  • The Kumeyaay used bows and arrows to hunt deer, antelope, and big horned sheep
  • When hunting the big game the Kumeyaay attached the arrows made of obsidian
  • For smaller game, such as rabbit, only a sharpened point of the arrow shaft was needed
food sea life
Food—Sea Life
  • The Kumeyaay collected oysters, lobster, and abalone
  • The pieces of shell were used for making hooks to catch fresh and salt water fish
  • After the fish and mollusks were caught they could be eaten then or dried
  • Kumeyaay built their homes from the willow trees that grew so abundantly in the area
  • The dwellings were circular domed structures woven from willow branches that still had the leaves attached
  • Many of these homes scattered along the streams and valleys would be a part of the village
shelter dome shaped home
Shelter: Dome Shaped Home
  • The dome shaped home had a small door opening
  • A large basket or woven mat would be pulled over it at night to keep the cold air out
  • Sometimes a small fire was built within the structure for warmth
  • Often a rabbit blanket was also used as a soft warm covering and grasses were used to soften the floor
  • Cooking was done outside in fire pits
  • Kumeyaay activities included:
  • Music and Dance
  • Basketry
  • Pottery
  • Games and Recreation
activities music and dance
Music and Dance were a part of Kumeyaay ceremonies

The songs were a way to tell stories about their history and creation

To create music the Kumeyaay used the rattle and the flute

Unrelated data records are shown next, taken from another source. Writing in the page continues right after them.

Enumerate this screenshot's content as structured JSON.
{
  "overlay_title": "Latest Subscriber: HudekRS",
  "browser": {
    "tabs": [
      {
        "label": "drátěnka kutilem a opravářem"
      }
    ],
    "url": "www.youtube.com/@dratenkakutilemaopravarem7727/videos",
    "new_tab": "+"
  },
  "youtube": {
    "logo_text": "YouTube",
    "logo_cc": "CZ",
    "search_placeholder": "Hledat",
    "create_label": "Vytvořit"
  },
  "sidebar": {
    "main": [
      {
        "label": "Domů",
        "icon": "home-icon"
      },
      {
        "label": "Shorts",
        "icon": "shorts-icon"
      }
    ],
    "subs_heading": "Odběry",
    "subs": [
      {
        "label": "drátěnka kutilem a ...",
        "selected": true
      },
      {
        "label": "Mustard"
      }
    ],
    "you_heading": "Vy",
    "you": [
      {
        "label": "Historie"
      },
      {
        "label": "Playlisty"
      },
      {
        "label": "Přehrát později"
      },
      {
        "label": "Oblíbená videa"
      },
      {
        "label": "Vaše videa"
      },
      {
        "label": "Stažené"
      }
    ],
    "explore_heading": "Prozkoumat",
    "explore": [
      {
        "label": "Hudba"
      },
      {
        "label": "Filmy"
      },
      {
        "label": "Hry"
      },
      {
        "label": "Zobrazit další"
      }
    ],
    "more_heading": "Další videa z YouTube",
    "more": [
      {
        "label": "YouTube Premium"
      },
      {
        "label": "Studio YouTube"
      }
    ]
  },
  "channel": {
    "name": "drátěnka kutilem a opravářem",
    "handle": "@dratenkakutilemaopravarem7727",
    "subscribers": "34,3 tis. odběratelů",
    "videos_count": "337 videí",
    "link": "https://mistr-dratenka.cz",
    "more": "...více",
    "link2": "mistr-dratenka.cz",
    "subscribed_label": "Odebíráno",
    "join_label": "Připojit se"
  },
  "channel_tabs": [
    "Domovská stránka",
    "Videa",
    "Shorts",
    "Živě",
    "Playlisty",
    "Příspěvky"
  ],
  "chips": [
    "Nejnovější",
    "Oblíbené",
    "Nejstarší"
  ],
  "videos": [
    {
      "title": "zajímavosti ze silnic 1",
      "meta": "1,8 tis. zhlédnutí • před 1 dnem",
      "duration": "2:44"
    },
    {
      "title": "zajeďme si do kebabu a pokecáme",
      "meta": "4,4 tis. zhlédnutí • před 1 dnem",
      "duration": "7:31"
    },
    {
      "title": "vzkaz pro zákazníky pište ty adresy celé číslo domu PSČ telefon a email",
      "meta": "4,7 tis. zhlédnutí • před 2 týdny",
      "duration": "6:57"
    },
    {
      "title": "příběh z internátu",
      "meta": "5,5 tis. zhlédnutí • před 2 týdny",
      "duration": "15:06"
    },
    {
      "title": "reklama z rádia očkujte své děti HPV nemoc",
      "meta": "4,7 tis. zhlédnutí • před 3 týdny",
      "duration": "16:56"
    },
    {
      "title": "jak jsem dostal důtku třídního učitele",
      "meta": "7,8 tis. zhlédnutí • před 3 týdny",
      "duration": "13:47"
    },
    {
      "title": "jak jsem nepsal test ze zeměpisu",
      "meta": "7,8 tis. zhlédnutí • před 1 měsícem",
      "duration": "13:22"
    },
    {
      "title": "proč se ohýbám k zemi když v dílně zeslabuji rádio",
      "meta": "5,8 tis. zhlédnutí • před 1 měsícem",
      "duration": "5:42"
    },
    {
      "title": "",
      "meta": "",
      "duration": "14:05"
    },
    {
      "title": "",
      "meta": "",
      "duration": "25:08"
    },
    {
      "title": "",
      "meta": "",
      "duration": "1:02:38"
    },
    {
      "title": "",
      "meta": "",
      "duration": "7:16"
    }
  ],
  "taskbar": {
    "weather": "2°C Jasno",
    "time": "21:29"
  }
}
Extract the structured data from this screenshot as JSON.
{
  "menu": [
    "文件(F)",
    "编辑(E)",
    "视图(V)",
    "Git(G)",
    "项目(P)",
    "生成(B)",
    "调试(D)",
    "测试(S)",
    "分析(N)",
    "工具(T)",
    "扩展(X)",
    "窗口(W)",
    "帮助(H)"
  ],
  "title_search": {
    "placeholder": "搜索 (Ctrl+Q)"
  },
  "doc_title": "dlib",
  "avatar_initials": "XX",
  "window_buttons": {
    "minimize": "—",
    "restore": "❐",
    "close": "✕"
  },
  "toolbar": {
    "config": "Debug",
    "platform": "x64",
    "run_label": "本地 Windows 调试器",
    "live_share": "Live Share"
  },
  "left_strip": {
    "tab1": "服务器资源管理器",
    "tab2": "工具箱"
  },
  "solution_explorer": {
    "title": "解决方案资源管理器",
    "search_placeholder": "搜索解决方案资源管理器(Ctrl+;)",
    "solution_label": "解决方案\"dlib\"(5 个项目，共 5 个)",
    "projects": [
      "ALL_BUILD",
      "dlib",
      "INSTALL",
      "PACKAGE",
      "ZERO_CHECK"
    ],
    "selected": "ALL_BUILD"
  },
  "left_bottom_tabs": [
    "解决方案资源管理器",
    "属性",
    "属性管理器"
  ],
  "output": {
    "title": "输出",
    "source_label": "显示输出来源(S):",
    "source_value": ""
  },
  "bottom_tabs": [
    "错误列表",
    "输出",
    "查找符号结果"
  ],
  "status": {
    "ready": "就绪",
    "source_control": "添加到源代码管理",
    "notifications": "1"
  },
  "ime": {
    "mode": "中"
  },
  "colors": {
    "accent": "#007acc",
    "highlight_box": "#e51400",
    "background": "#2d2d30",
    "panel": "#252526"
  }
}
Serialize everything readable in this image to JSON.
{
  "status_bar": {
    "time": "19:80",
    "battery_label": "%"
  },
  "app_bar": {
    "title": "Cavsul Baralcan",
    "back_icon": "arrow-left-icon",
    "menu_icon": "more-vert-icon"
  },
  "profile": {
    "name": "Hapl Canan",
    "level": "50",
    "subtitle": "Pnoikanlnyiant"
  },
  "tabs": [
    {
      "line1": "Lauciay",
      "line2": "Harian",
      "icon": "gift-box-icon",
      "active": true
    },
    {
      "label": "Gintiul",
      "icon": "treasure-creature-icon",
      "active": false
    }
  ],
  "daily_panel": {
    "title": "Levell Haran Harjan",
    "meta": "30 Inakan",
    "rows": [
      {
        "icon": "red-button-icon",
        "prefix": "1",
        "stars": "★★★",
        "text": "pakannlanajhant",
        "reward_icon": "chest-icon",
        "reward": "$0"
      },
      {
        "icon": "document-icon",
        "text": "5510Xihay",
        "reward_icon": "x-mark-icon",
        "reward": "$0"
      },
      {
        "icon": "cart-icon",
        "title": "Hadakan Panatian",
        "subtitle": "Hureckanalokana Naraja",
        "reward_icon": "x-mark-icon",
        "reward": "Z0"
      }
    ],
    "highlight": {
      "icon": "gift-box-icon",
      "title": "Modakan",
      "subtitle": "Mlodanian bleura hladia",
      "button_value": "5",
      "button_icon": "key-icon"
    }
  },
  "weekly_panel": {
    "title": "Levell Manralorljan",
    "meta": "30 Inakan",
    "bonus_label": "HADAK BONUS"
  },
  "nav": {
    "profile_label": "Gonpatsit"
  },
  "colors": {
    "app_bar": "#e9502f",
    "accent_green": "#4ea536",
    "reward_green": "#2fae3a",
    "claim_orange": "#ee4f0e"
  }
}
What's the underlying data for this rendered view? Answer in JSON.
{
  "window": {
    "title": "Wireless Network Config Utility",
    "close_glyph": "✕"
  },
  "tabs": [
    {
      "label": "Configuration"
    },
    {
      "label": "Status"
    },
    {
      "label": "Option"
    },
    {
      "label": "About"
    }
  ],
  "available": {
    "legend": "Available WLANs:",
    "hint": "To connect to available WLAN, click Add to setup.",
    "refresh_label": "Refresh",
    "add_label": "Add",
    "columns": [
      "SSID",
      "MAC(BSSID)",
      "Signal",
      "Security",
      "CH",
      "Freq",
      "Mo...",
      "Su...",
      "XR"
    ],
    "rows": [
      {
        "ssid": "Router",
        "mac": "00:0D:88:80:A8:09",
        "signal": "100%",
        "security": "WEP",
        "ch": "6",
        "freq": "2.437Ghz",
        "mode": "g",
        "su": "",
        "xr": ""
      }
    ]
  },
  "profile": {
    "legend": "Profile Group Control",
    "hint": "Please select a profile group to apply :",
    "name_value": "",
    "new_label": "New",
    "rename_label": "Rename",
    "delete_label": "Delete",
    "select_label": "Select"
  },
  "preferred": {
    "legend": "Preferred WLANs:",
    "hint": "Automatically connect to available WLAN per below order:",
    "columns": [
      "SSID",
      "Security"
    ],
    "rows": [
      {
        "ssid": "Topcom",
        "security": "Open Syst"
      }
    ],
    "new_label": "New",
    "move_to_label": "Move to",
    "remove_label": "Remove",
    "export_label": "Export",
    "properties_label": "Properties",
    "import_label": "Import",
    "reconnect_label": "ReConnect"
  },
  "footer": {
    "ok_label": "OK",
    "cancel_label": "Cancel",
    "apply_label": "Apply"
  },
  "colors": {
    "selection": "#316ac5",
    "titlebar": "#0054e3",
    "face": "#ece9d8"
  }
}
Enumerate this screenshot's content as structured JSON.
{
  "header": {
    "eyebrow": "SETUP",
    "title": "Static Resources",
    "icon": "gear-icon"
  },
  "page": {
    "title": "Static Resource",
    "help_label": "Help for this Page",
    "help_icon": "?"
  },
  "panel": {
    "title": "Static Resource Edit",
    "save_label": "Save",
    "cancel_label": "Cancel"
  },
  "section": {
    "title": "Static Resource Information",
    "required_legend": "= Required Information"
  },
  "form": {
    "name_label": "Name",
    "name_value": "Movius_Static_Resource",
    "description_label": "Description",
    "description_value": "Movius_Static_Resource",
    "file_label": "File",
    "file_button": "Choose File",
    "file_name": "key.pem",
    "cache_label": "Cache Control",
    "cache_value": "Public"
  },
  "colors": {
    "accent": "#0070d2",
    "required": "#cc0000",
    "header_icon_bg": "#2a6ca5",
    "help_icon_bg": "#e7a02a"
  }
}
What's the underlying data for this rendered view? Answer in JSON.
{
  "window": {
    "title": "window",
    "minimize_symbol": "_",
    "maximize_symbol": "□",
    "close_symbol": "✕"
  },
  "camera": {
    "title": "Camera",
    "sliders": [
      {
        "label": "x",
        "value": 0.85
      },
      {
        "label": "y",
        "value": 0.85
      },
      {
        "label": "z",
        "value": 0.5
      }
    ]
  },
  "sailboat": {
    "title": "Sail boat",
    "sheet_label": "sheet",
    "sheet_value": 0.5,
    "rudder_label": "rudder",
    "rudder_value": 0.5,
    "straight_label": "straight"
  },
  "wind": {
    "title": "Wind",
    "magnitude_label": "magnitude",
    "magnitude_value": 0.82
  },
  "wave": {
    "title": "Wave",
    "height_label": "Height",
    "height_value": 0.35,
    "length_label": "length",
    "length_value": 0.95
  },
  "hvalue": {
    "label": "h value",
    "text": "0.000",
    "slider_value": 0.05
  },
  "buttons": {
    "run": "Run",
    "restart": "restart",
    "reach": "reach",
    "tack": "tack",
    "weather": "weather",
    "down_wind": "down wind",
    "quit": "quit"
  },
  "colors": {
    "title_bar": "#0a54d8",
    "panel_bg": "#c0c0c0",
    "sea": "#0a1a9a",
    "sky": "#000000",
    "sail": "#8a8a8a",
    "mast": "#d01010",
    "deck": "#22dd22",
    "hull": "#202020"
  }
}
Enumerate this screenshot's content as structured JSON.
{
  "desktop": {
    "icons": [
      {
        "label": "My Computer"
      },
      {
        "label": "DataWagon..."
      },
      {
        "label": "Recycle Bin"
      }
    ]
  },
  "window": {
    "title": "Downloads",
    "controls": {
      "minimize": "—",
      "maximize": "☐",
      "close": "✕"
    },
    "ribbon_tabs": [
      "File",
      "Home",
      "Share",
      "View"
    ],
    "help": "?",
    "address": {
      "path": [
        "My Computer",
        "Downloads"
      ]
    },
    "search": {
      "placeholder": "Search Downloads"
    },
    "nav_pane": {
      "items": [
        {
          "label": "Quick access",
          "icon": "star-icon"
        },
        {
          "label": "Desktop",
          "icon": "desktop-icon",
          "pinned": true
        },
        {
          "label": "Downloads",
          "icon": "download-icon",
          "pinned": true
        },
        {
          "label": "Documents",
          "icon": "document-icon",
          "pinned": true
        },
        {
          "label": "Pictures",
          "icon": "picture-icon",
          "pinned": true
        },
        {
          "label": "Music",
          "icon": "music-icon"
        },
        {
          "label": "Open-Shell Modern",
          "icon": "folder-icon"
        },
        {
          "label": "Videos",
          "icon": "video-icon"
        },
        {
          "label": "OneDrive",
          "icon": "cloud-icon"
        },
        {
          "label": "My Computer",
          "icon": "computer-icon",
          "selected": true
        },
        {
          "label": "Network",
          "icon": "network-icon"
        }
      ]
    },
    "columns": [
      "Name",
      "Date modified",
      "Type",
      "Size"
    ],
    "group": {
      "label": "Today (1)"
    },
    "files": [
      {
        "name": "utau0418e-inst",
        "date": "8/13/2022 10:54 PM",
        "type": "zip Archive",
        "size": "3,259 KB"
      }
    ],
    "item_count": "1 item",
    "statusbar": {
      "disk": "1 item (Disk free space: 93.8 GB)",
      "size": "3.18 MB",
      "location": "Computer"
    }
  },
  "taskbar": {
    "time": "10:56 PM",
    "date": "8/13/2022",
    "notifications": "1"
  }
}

Activities: Music and Dance
activities basketry
Activities: Basketry
  • Kumeyaay created coiled baskets
  • Kumeyaay baskets were tightly knit in all different shapes and sizes
  • The baskets could be used to carry water or intricately designed and given as a gift
activities basketry1
Activities: Basketry
  • The materials used to make the baskets included: Bunch grass, deer grass, juncus and three leaf sumac
  • Many baskets were detailed and colored from beige to black
activities pottery
Activities: Pottery
  • Kumeyaay used pottery to store food, water, and cremated remains
  • Kumeyaay also used pottery to cook in
  • The pottery was made from clay collected from river banks and cliffs
activities games and recreation
Activities: Games and Recreation
  • The Kumeyaay took pride when playing games showing endurance
  • Kumeyaay also enjoyed playing games of chance
  • Kumeyaay still play a game today called Peone
kumeyaay the first americans1
Kumeyaay—The First Americans
  • Religion
  • Land
  • Ceremonial Occasions
  • The religious year was observed by solstice and equinox ceremonies, all managed by the kuseyaay or shaman
  • The kuseyaay were the healers of the village
  • The kuseyaay were also astronomers
  • Personal ceremonies such as marriage and death were performed by the kuseyaay only after certain star movements
  • The Kumeyaay inhabited what is now San Diego County and Baja California
  • This land includes coastal, desert, and mountainous areas
ceremonial occasions
Ceremonial Occasions
  • Ceremonies took place to provide for good hunts, seasons, and health of the people.
  • Personal ceremonies also took place for naming, puberty rites, marriage and death
ceremonial occasions death
Ceremonial Occasions—Death
  • When a Kumeyaay died the body was cremated
  • The body was stored in a pottery jar and buried at a special death ceremony
  • It was a Kumeyaay tradition to cut your hair when someone died
kumeyaay the first americans2
Kumeyaay—The First Americans
  • Today
  • San Diego
  • Future
  • After the Civil war, about 1865, Americans started to flood California, looking for new land and new opportunities
  • The new settlers forced the Kumeyaay into reservations
  • The Kumeyaay people now live in many different reservations
san diego
San Diego
  • Today in San Diego, the Kumeyaay are well known for their casinos
  • The Kumeyaay and many other native people are using the profit from casinos to benefit their communities as a whole.
  • The Kumeyaay are working to shape policy, create better homes and health services, and provide for themselves and their community
  • By remembering the past, the Kumeyaay move into the future, by educating young Kumeyaay on where they come from
  • The Kumeyaay are able to continue helping many non-gaming tribes in Southern California from the money brought by the casinos